On the origin of royalties
By Chris Windeyer | Photo by Patrick Kane
Whether you like it or not – and not everyone does – the devolution agreement between the Northwest Territories and Canada is effectively a done deal.
The so-called consensus draft of the agreement can be found here.
But there was a solemn signing ceremony at the Legislative Assembly Monday. Premier Bob McLeod even quoted beloved Northern crooner Ted Wesley: “O Canada, look north and see / the sleeping giant breaking free.” Handshakes proliferated.
Prime Minister Stephen Harper was even there. “The heavy lifting is done, the issues are resolved, and negotiators have reached consensus on the terms of a final devolution agreement,” he declared. That would appear to settle the matter.
Except not quite. There remains, if not heavy lifting, some light aerobics to be done. The federal government is obliged to consult aboriginal groups to ensure the agreement doesn’t run afoul of existing treaties, work that begins in earnest soon. And the territorial government pledges to conduct “engagement sessions” – whatever those are – this summer. But as a GNWT source admitted to me yesterday, “Not everything’s on the table.”
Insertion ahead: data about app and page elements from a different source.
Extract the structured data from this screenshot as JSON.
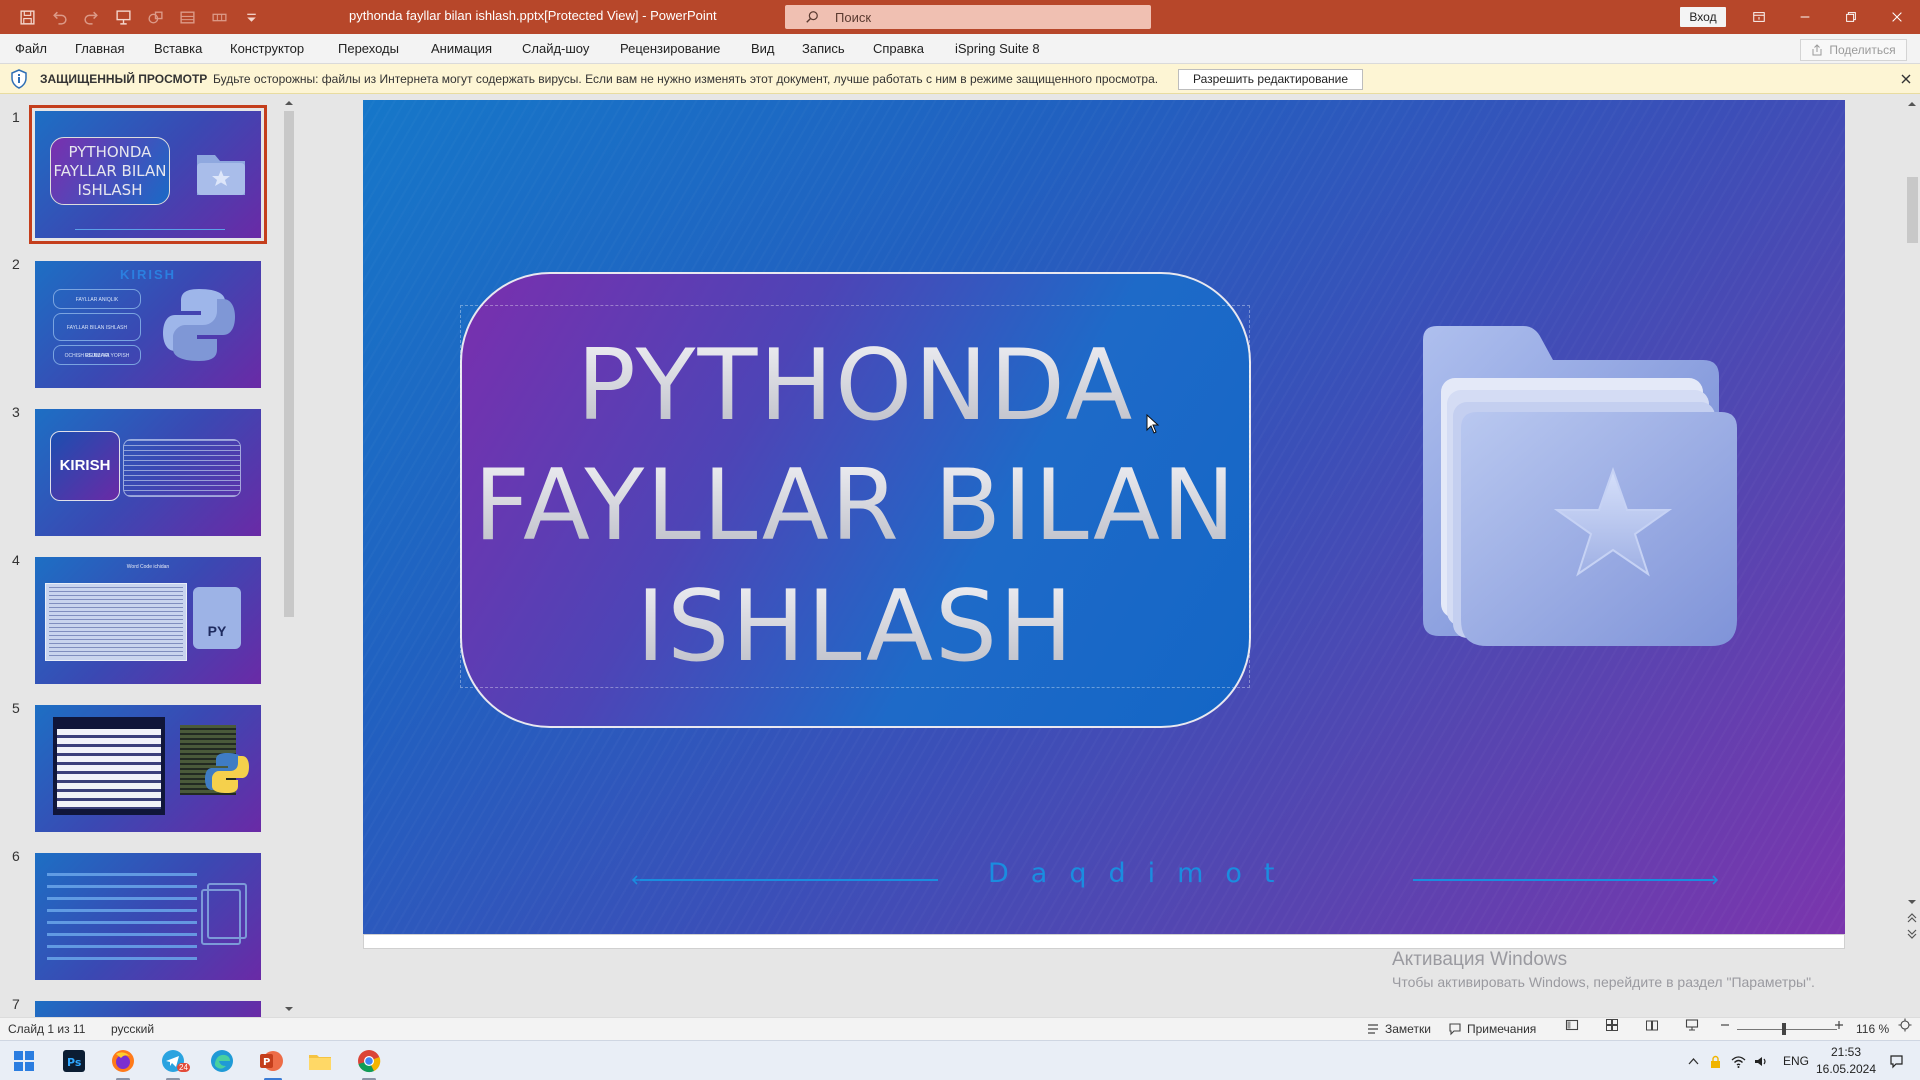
{
  "window": {
    "title": "pythonda fayllar bilan ishlash.pptx[Protected View]  -  PowerPoint",
    "search_placeholder": "Поиск",
    "login_label": "Вход"
  },
  "ribbon": {
    "tabs": [
      "Файл",
      "Главная",
      "Вставка",
      "Конструктор",
      "Переходы",
      "Анимация",
      "Слайд-шоу",
      "Рецензирование",
      "Вид",
      "Запись",
      "Справка",
      "iSpring Suite 8"
    ],
    "share_label": "Поделиться"
  },
  "protected_view": {
    "title": "ЗАЩИЩЕННЫЙ ПРОСМОТР",
    "message": "Будьте осторожны: файлы из Интернета могут содержать вирусы. Если вам не нужно изменять этот документ, лучше работать с ним в режиме защищенного просмотра.",
    "enable_button": "Разрешить редактирование"
  },
  "thumbnails": {
    "numbers": [
      "1",
      "2",
      "3",
      "4",
      "5",
      "6",
      "7"
    ],
    "slide1": {
      "line1": "PYTHONDA",
      "line2": "FAYLLAR BILAN",
      "line3": "ISHLASH"
    },
    "slide2": {
      "heading": "KIRISH",
      "items": [
        "FAYLLAR ANIQLIK",
        "FAYLLAR BILAN ISHLASH USULLARI",
        "OCHISH REJIMI VA YOPISH"
      ]
    },
    "slide3": {
      "heading": "KIRISH"
    },
    "slide4": {
      "heading": "Word Code ichidan",
      "badge": "PY"
    }
  },
  "slide": {
    "title_lines": [
      "PYTHONDA",
      "FAYLLAR BILAN",
      "ISHLASH"
    ],
    "footer_text": "Daqdimot"
  },
  "watermark": {
    "line1": "Активация Windows",
    "line2": "Чтобы активировать Windows, перейдите в раздел \"Параметры\"."
  },
  "statusbar": {
    "slide_info": "Слайд 1 из 11",
    "language": "русский",
    "notes": "Заметки",
    "comments": "Примечания",
    "zoom": "116 %"
  },
  "taskbar": {
    "apps": [
      "start-icon",
      "photoshop-icon",
      "firefox-icon",
      "telegram-icon",
      "edge-icon",
      "powerpoint-icon",
      "file-explorer-icon",
      "chrome-icon"
    ],
    "telegram_badge": "24",
    "lang": "ENG",
    "time": "21:53",
    "date": "16.05.2024"
  },
  "colors": {
    "title_bar": "#b7472a",
    "accent_selection": "#c43e1c",
    "slide_gradient_start": "#1677c9",
    "slide_gradient_end": "#7b35ad",
    "footer_text": "#1a8de0"
  }
}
So the basic outline of the deal is set. The GNWT gets $67.3 million per year (plus $26.5 million to cover one-time startup costs) to take over most federal duties related to the management of public lands, water and resources. The money will help cover the cost of absorbing all that staff, real estate and office supplies. It’s also indexed to inflation. The GNWT’s royalty take will max out at five per cent of the government’s “total expenditure base” (translated from the bureacratese: the budget), a figure that will tally about $69 million to start.
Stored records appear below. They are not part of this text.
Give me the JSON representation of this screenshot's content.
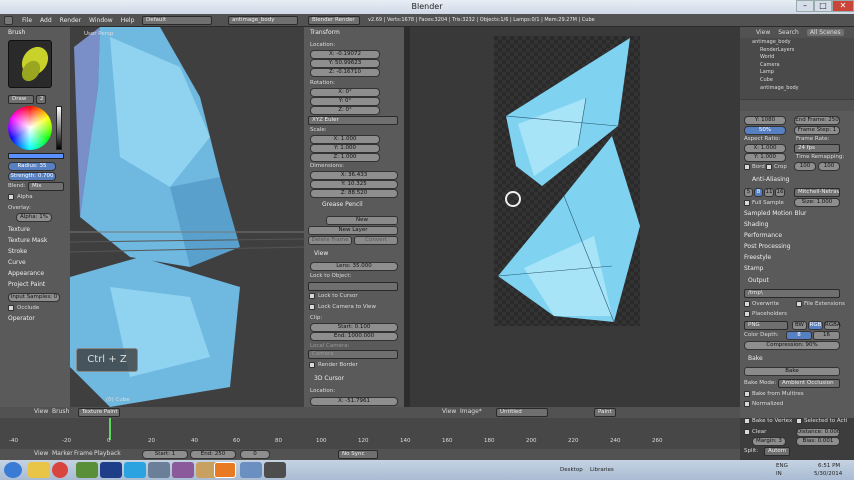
{
  "window": {
    "title": "Blender"
  },
  "menubar": {
    "items": [
      "File",
      "Add",
      "Render",
      "Window",
      "Help"
    ],
    "layout": "Default",
    "scene": "antimage_body",
    "engine": "Blender Render",
    "stats": "v2.69 | Verts:1678 | Faces:3204 | Tris:3232 | Objects:1/6 | Lamps:0/1 | Mem:29.27M | Cube"
  },
  "left_panel": {
    "brush_title": "Brush",
    "brush_name": "Draw",
    "brush_num": "2",
    "radius": "Radius: 35",
    "strength": "Strength: 0.700",
    "blend_label": "Blend:",
    "blend": "Mix",
    "alpha": "Alpha",
    "overlay": "Overlay:",
    "overlay_alpha": "Alpha: 1%",
    "sections": [
      "Texture",
      "Texture Mask",
      "Stroke",
      "Curve",
      "Appearance",
      "Project Paint"
    ],
    "input_samples": "Input Samples: 0",
    "occlude": "Occlude",
    "operator": "Operator"
  },
  "viewport": {
    "label": "User Persp",
    "shortcut": "Ctrl + Z",
    "cube": "(0) Cube"
  },
  "transform": {
    "title": "Transform",
    "location": "Location:",
    "loc": [
      "X: -0.19072",
      "Y: 50.99623",
      "Z: -0.16710"
    ],
    "rotation": "Rotation:",
    "rot": [
      "X: 0°",
      "Y: 0°",
      "Z: 0°"
    ],
    "euler": "XYZ Euler",
    "scale": "Scale:",
    "scl": [
      "X: 1.000",
      "Y: 1.000",
      "Z: 1.000"
    ],
    "dimensions": "Dimensions:",
    "dim": [
      "X: 36.433",
      "Y: 10.325",
      "Z: 88.520"
    ]
  },
  "grease": {
    "title": "Grease Pencil",
    "new": "New",
    "new_layer": "New Layer",
    "delete_frame": "Delete Frame",
    "convert": "Convert"
  },
  "view": {
    "title": "View",
    "lens": "Lens: 35.000",
    "lock_obj": "Lock to Object:",
    "lock_cursor": "Lock to Cursor",
    "lock_cam": "Lock Camera to View",
    "clip": "Clip:",
    "start": "Start: 0.100",
    "end": "End: 1000.000",
    "local_cam": "Local Camera:",
    "camera": "Camera",
    "render_border": "Render Border",
    "cursor3d": "3D Cursor",
    "location": "Location:",
    "cursor_x": "X: -51.7961"
  },
  "image_editor": {
    "view": "View",
    "image": "Image*",
    "name": "Untitled",
    "paint": "Paint"
  },
  "outliner": {
    "view": "View",
    "search": "Search",
    "all_scenes": "All Scenes",
    "items": [
      "antimage_body",
      "RenderLayers",
      "World",
      "Camera",
      "Lamp",
      "Cube",
      "antimage_body"
    ]
  },
  "properties": {
    "res_y": "Y: 1080",
    "pct": "50%",
    "end_frame": "End Frame: 250",
    "frame_step": "Frame Step: 1",
    "aspect": "Aspect Ratio:",
    "frame_rate": "Frame Rate:",
    "ax": "X: 1.000",
    "ay": "Y: 1.000",
    "fps": "24 fps",
    "time_remap": "Time Remapping:",
    "tr1": "100",
    "tr2": "100",
    "border": "Bord",
    "crop": "Crop",
    "aa": "Anti-Aliasing",
    "aa_samples": [
      "5",
      "8",
      "11",
      "16"
    ],
    "filter": "Mitchell-Netravali",
    "full_sample": "Full Sample",
    "size": "Size: 1.000",
    "sections": [
      "Sampled Motion Blur",
      "Shading",
      "Performance",
      "Post Processing",
      "Freestyle",
      "Stamp"
    ],
    "output": "Output",
    "path": "/tmp\\",
    "overwrite": "Overwrite",
    "file_ext": "File Extensions",
    "placeholders": "Placeholders",
    "format": "PNG",
    "bw": "BW",
    "rgb": "RGB",
    "rgba": "RGBA",
    "color_depth": "Color Depth:",
    "d8": "8",
    "d16": "16",
    "compression": "Compression: 90%",
    "bake": "Bake",
    "bake_btn": "Bake",
    "bake_mode_label": "Bake Mode:",
    "bake_mode": "Ambient Occlusion",
    "from_multires": "Bake from Multires",
    "normalized": "Normalized",
    "bake_to_vertex": "Bake to Vertex",
    "selected_active": "Selected to Acti",
    "clear": "Clear",
    "distance": "Distance: 0.000",
    "margin": "Margin: 3",
    "bias": "Bias: 0.001",
    "split": "Split:",
    "automatic": "Autom"
  },
  "viewport_header": {
    "view": "View",
    "brush": "Brush",
    "mode": "Texture Paint"
  },
  "timeline": {
    "ticks": [
      "-40",
      "-20",
      "0",
      "20",
      "40",
      "60",
      "80",
      "100",
      "120",
      "140",
      "160",
      "180",
      "200",
      "220",
      "240",
      "260"
    ],
    "view": "View",
    "marker": "Marker",
    "frame": "Frame",
    "playback": "Playback",
    "start": "Start: 1",
    "end": "End: 250",
    "current": "0",
    "sync": "No Sync"
  },
  "taskbar": {
    "desktop": "Desktop",
    "libraries": "Libraries",
    "lang": "ENG",
    "region": "IN",
    "time": "6:51 PM",
    "date": "5/30/2014"
  }
}
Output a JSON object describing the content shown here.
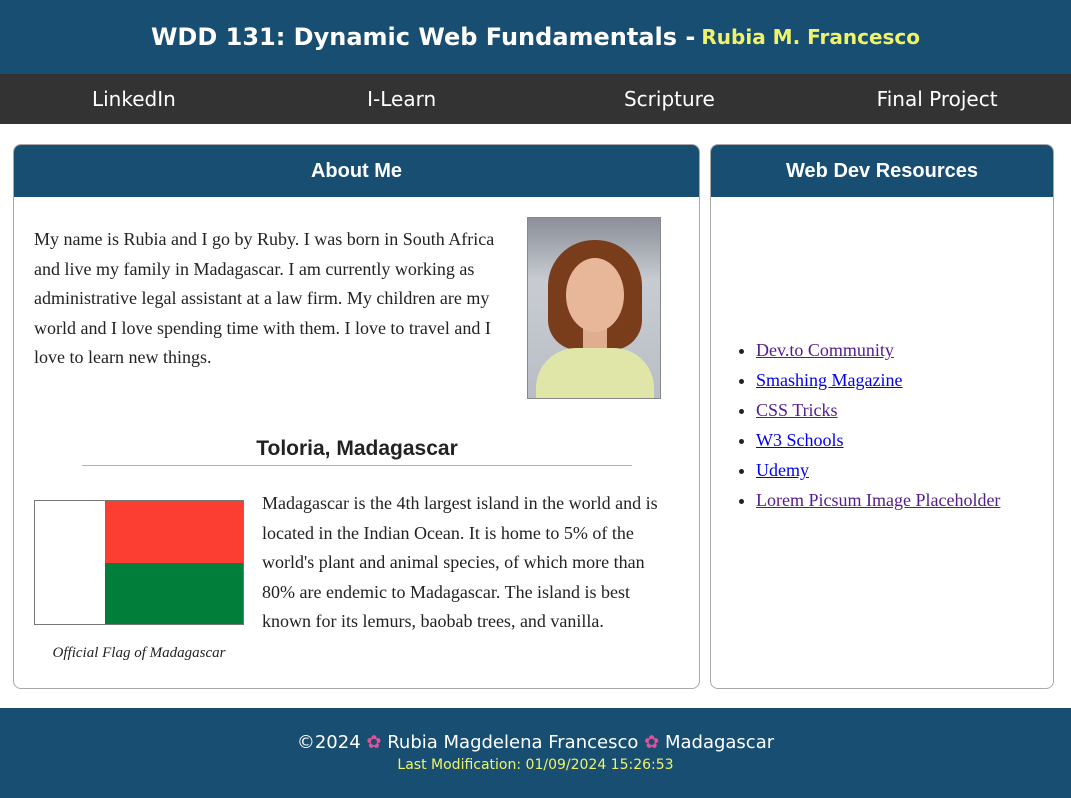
{
  "header": {
    "course": "WDD 131: Dynamic Web Fundamentals - ",
    "name": "Rubia M. Francesco"
  },
  "nav": [
    "LinkedIn",
    "I-Learn",
    "Scripture",
    "Final Project"
  ],
  "about": {
    "title": "About Me",
    "text": "My name is Rubia and I go by Ruby. I was born in South Africa and live my family in Madagascar. I am currently working as administrative legal assistant at a law firm. My children are my world and I love spending time with them. I love to travel and I love to learn new things.",
    "place_title": "Toloria, Madagascar",
    "flag_caption": "Official Flag of Madagascar",
    "place_text": "Madagascar is the 4th largest island in the world and is located in the Indian Ocean. It is home to 5% of the world's plant and animal species, of which more than 80% are endemic to Madagascar. The island is best known for its lemurs, baobab trees, and vanilla.",
    "flag_colors": {
      "white": "#ffffff",
      "red": "#fc3d32",
      "green": "#007e3a"
    }
  },
  "resources": {
    "title": "Web Dev Resources",
    "links": [
      "Dev.to Community",
      "Smashing Magazine",
      "CSS Tricks",
      "W3 Schools",
      "Udemy",
      "Lorem Picsum Image Placeholder"
    ]
  },
  "footer": {
    "copyright": "©2024",
    "name": "Rubia Magdelena Francesco",
    "country": "Madagascar",
    "flower_icon": "hibiscus-icon",
    "last_modified": "Last Modification: 01/09/2024 15:26:53"
  },
  "colors": {
    "primary": "#174e72",
    "nav": "#333333",
    "accent": "#f0f36a"
  }
}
Meanwhile, Ottawa retains effective control of the Mackenzie Valley Resource Management Act, including the power to make changes to the act, appoint board members and run the Mackenzie Valley Environmental Impact Review Board. The GNWT gets to hire land and water inspectors and track the environmental impacts of resource projects. The GNWT will take over full control only after the federal government has completed its own regulatory overhaul.
And Ottawa will retain its one-third stake in the Norman Wells oil field, which paid out $102 million in profits in 2010. “It is not a royalty in the governmental sense, “ Harper told reporters. “It is actually our share as a co-owner of the facility. So it’s a commercial interest.” But the GNWT will at least get a gratuity: the federal royalty on Imperial Oil’s share, which was about $5.1 million in 2010.
Authority over offshore oil and gas development remains with Ottawa for now, but the feds, GNWT and Inuvialuit Regional Corporation will begin negotiations on separate deal governing that 60 days after the final devolution agreement is signed.
Meanwhile, the Deh Cho and Akaitcho remain outside the agreement, although McLeod extended an olive branch, saying they’re “welcome to join when the time is right for them.”
Even among some of the aboriginal signatories there’s a feeling that it made no sense to hold out for the perfect when the only real option was the good. Ethel Blondin-Andrew, chair of the Sahtu Secretariat Inc., said she was still negotiating details of the agreement at 7 p.m. the night before the signing. “It’s a leap of faith…. We’re actually going to get a steady source of income. It’s not gazillions, but it grows.” The five groups signed on will collectively receive 18.25 per cent of resource revenues, which they’ll divide up based on population and the cost of living.
Blondin-Andrew also raised the fascinating prospect of what comes down the road five years from now, when the parties meet in the Intergovernmental Council, a forum borne of the devolution deal that will meet annually or as needed to discuss issues arising from the agreement.
“If that works, maybe we’ll be talking about more than devolution. Maybe it’ll morph into a confederacy of governments. Maybe it’ll morph into a coalition of governments that will have to have a constitution done.” The council will mostly focus on land and water issues, at least to start. But nevertheless, this is something opponents of the deal as written can take solace in: it’s the end of one process, and the beginning of another.
For his part, however, the premier was dealing in the here and now. McLeod appears impatient with any talk about changes to the agreement. He’s already flatly ruled out a referendum on the agreement, although he’s somewhat grudgingly prepared to allow the Legislative Assembly vote. “My expectation is it’s a done deal and I don’t expect it will change very much,” he said. He added: “Unless there’s been a major error that has been made on our part.” Question: Shouldn’t the premier know whether or not there’s a “major error” in such a transformative agreement before he signs it?
At any rate, you can see the same temporal logic at play with the devolution agreement as with the GNWT’s budget planning after Ottawa jacked up the territory’s debt cap. Right when devolution revenue hits its stride is when the GNWT is going to open the spending faucet (which, as it happens, can also have the effect of increasing the territory’s royalty take in real dollars).
Finance minister Michael Miltenberger said this a year ago: “Years one and two of this government, we’re going to maintain fiscal discipline, we’re going to build up our cash reserves as we’re required to do under our Fiscal Responsibility Act. And then in years three and four, we’ll look at strategic infrastructure investments.”
Year five, territorial election. This kind of thing is never a coincidence.